Activity>
Examine every line of the listing below. Count those containing "inspector" and state only the result.

-- Given records follows --

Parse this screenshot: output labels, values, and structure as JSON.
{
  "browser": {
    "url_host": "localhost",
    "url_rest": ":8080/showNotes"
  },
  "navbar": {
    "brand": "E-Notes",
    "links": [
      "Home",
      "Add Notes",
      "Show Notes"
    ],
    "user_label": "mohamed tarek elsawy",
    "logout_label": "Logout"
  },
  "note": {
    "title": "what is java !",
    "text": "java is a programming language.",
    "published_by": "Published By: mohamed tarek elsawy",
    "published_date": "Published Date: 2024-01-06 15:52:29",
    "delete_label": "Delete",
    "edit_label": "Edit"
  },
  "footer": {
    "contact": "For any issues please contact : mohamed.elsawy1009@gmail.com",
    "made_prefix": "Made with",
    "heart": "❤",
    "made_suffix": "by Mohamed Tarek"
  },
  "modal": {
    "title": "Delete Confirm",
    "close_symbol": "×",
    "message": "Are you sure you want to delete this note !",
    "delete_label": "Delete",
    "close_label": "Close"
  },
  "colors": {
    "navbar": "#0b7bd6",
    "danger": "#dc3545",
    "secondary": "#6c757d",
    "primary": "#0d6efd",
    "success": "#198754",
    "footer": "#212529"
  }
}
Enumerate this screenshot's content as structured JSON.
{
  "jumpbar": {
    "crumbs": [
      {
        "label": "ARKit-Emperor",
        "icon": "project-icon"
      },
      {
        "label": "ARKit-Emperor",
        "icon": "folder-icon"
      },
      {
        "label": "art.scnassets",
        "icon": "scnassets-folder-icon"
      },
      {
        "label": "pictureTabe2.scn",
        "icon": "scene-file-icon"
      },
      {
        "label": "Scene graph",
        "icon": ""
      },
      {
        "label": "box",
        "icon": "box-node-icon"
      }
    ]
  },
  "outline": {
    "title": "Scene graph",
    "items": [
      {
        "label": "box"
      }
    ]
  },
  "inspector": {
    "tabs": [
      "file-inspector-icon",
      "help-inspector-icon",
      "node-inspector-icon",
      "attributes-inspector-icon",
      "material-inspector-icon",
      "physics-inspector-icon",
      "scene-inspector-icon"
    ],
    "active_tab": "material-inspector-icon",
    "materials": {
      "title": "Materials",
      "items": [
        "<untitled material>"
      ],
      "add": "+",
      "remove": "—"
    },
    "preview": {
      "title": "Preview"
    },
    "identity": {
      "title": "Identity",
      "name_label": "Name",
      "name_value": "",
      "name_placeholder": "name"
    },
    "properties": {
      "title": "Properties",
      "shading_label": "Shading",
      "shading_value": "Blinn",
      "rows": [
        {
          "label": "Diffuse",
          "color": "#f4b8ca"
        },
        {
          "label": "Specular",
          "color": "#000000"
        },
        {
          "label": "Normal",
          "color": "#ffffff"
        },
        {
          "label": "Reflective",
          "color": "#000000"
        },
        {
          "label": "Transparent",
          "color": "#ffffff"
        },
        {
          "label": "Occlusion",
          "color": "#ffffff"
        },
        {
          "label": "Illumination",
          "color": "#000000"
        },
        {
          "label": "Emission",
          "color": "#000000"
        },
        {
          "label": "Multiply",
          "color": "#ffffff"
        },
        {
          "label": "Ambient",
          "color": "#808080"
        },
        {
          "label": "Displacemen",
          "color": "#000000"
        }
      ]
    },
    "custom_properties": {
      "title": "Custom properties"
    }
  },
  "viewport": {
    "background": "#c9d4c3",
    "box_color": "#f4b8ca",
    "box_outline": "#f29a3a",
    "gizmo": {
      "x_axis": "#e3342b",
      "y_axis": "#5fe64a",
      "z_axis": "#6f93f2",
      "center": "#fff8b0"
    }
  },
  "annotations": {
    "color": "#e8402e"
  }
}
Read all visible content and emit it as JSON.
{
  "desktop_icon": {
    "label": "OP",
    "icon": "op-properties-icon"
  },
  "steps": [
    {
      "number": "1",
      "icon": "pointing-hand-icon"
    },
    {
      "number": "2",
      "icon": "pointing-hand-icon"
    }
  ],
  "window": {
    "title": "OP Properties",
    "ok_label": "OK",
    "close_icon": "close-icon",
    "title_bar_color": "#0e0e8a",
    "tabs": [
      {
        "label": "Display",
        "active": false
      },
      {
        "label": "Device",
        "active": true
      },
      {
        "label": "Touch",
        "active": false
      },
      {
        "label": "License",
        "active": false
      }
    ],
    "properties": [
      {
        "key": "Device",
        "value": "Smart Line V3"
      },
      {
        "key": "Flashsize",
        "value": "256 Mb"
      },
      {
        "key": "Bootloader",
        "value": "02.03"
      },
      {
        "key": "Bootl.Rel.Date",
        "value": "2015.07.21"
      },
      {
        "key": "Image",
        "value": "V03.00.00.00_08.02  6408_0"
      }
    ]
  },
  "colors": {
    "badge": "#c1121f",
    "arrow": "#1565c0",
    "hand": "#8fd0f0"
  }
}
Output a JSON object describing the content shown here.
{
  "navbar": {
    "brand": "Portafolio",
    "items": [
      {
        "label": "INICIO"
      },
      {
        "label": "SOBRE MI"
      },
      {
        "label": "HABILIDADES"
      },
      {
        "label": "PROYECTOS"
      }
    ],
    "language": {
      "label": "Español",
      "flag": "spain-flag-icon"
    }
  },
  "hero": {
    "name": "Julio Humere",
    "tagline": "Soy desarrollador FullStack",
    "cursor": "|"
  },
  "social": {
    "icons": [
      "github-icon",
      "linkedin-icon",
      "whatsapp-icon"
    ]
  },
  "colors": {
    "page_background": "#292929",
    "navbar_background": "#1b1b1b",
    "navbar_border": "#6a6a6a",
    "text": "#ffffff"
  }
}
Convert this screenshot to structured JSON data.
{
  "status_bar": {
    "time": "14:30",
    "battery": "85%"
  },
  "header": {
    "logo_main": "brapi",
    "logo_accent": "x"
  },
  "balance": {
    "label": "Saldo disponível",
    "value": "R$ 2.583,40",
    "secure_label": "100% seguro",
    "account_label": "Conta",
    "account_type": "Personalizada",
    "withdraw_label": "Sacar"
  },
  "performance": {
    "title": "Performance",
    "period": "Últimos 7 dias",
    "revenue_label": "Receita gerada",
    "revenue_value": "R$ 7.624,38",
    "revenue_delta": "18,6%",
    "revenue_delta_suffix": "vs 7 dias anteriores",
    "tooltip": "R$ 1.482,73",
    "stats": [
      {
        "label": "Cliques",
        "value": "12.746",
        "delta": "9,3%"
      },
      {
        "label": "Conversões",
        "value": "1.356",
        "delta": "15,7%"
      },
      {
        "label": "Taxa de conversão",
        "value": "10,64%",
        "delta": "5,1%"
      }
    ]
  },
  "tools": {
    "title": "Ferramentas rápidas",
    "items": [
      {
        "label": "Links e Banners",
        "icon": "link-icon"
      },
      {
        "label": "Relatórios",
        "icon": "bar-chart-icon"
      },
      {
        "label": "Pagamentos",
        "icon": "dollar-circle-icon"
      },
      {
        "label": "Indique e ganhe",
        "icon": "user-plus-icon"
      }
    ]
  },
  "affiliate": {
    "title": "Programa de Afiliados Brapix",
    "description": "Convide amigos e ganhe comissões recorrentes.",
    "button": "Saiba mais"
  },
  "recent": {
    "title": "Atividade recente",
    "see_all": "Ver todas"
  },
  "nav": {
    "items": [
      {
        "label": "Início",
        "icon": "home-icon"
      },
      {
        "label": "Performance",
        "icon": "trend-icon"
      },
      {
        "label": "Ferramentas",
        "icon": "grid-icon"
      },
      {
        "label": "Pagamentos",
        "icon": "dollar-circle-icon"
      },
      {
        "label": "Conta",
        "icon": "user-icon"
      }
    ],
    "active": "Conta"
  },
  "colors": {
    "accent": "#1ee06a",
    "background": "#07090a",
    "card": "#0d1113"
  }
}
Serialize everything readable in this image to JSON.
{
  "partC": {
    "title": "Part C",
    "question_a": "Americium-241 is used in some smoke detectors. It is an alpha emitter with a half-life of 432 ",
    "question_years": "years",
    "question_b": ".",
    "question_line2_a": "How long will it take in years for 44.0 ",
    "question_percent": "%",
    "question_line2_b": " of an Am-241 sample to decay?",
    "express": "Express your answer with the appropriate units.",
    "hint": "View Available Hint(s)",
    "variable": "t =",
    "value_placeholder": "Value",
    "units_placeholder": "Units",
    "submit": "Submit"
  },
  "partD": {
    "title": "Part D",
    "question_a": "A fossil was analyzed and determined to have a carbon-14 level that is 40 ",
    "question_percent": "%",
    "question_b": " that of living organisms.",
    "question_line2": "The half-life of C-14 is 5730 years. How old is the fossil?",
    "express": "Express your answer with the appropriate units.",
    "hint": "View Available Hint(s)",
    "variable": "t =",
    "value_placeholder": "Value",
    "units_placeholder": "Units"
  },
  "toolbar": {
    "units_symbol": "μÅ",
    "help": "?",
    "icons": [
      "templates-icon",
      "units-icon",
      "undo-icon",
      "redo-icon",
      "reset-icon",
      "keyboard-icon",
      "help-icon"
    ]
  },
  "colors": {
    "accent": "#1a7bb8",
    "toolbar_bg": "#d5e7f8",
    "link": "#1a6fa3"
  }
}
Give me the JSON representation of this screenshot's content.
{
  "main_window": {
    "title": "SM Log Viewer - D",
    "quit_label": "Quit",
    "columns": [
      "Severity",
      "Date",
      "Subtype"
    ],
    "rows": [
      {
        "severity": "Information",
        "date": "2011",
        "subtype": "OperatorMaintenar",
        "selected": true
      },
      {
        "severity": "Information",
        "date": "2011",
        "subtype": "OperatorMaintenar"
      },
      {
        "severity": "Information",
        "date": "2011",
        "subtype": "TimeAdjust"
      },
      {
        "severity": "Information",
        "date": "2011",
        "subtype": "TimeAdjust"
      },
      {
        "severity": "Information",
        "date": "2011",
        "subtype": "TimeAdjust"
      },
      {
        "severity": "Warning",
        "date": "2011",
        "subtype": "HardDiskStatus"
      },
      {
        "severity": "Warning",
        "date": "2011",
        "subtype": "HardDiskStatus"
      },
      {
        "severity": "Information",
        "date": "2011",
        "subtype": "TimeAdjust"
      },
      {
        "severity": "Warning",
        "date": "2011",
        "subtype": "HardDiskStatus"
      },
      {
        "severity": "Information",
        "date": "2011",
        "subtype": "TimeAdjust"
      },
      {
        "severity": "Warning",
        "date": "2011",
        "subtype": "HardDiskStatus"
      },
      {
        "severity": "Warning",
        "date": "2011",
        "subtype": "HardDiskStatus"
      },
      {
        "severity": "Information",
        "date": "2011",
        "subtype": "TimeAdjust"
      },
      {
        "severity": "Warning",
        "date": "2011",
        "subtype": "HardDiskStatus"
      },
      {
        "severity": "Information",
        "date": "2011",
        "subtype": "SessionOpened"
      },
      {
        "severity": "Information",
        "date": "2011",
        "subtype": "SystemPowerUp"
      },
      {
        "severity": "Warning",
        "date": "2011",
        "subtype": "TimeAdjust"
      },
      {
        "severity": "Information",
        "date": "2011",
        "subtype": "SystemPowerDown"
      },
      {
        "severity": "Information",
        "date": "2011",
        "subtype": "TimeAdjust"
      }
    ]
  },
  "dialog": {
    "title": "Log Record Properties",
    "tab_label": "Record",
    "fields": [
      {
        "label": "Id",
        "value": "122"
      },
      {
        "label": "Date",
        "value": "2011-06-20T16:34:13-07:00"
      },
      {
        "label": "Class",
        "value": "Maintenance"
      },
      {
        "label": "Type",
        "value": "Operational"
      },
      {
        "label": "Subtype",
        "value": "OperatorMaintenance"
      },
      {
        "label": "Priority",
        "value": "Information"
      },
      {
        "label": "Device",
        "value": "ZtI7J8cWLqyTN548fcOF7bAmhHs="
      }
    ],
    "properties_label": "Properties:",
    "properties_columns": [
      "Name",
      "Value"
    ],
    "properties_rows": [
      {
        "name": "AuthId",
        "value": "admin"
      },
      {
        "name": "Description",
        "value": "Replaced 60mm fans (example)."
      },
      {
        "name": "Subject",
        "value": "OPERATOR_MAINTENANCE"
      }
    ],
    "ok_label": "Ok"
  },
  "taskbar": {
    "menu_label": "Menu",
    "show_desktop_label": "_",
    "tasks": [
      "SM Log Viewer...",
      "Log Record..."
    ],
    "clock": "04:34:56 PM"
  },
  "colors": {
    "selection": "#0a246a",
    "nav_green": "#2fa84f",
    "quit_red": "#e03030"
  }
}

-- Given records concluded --

Final answer>
9